Problem to work on
Where does the word "accent" appear in the data? Copy every line that holds it.

Data for review
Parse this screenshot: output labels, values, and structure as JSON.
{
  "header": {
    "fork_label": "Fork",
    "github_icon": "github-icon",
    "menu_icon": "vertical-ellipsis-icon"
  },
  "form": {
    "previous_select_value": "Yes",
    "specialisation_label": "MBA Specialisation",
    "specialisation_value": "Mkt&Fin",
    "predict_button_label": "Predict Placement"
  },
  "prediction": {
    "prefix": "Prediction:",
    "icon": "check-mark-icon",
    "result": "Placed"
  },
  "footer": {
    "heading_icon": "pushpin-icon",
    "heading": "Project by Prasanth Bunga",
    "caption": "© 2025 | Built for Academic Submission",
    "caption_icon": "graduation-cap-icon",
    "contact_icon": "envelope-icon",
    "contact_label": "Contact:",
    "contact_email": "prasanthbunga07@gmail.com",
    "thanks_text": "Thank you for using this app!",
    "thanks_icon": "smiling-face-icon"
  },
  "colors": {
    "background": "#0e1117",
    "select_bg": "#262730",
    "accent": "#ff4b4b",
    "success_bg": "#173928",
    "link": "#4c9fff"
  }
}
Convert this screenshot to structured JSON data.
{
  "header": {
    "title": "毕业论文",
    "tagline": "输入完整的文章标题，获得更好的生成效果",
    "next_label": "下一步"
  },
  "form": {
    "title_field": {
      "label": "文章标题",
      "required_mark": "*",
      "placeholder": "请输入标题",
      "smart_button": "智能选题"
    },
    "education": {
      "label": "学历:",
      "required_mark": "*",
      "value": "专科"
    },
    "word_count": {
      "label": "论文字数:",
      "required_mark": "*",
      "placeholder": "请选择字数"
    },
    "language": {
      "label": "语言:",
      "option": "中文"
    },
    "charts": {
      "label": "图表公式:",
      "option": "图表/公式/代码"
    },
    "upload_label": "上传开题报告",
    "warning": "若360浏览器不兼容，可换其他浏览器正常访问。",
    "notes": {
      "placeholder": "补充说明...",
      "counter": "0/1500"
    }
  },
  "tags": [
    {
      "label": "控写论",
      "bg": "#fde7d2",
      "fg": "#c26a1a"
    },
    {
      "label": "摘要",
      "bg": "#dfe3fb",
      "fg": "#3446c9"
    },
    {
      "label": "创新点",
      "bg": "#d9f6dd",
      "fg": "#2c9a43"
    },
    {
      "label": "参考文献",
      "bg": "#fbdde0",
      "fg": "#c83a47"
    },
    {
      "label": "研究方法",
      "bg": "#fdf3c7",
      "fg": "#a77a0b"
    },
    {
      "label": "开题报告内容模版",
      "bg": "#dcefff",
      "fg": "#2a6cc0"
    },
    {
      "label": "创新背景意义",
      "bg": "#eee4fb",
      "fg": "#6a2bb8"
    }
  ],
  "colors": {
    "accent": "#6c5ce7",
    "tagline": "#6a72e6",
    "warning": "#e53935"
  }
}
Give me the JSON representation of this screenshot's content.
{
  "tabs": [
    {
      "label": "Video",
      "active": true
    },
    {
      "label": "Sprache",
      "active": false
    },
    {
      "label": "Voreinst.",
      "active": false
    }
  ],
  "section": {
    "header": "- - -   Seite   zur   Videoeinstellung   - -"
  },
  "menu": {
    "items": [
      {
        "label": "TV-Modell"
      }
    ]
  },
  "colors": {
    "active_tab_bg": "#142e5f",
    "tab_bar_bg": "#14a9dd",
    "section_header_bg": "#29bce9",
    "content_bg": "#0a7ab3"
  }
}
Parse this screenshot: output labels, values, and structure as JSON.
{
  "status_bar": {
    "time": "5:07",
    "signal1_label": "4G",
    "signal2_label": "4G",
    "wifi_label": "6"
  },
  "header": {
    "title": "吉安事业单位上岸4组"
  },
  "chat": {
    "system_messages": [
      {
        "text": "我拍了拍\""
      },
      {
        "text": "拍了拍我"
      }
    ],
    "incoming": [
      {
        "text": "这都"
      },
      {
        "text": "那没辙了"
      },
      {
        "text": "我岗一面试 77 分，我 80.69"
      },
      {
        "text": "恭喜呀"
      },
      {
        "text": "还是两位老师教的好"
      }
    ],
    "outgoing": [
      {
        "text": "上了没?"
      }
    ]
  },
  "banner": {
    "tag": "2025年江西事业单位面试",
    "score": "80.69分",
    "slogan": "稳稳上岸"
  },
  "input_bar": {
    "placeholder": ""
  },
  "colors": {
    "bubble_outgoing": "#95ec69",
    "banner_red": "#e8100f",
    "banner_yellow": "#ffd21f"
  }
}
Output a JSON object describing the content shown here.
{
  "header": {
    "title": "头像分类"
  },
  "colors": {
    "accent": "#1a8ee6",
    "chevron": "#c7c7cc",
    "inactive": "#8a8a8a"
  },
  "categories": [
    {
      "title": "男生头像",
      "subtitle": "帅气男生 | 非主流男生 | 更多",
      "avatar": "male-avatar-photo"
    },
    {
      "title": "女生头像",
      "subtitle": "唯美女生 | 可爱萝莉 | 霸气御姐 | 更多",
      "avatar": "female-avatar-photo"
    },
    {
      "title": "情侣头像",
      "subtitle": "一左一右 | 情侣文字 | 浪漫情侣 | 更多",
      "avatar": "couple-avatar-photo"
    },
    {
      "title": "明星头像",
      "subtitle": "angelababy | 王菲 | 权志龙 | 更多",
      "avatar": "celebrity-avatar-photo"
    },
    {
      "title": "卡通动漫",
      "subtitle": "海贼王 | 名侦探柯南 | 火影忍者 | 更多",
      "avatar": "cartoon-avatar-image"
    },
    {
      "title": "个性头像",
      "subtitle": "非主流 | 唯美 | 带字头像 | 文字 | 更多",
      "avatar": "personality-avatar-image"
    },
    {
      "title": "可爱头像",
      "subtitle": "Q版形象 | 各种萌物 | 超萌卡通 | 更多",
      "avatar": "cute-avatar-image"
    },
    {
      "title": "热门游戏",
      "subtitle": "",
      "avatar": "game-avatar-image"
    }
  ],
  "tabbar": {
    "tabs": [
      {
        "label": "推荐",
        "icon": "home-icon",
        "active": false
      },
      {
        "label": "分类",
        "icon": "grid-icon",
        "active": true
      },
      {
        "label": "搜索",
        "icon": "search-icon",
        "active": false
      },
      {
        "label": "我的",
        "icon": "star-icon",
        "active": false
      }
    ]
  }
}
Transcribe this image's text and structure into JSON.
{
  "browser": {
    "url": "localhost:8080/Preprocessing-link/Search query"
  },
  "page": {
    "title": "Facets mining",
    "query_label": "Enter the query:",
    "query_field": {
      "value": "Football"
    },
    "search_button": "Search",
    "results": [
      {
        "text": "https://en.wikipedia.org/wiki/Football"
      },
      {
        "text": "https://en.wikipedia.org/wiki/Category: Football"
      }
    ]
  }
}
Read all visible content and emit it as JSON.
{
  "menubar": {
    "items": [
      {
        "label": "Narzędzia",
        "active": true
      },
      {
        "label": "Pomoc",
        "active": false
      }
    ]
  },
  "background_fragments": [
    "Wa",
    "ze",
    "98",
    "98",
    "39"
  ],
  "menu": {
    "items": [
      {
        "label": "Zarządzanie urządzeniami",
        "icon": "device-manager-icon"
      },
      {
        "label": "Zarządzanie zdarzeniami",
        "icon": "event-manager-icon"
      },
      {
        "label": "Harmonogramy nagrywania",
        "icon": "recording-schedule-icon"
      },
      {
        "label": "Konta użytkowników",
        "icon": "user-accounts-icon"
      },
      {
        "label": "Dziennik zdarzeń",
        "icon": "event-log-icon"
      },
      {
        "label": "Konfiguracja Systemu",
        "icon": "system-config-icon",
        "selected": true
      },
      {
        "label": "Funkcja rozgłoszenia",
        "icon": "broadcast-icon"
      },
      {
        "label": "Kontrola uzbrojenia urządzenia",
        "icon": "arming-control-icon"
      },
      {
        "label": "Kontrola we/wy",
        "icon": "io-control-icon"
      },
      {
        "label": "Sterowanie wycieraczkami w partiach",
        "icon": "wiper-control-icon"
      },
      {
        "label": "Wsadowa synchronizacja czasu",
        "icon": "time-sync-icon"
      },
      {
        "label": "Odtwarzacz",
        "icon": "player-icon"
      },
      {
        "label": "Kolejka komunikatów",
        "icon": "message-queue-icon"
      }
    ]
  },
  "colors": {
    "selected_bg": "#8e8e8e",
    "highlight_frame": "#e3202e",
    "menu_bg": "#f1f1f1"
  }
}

Response box
    "accent": "#ff4b4b",
    "accent": "#6c5ce7",
    "accent": "#1a8ee6",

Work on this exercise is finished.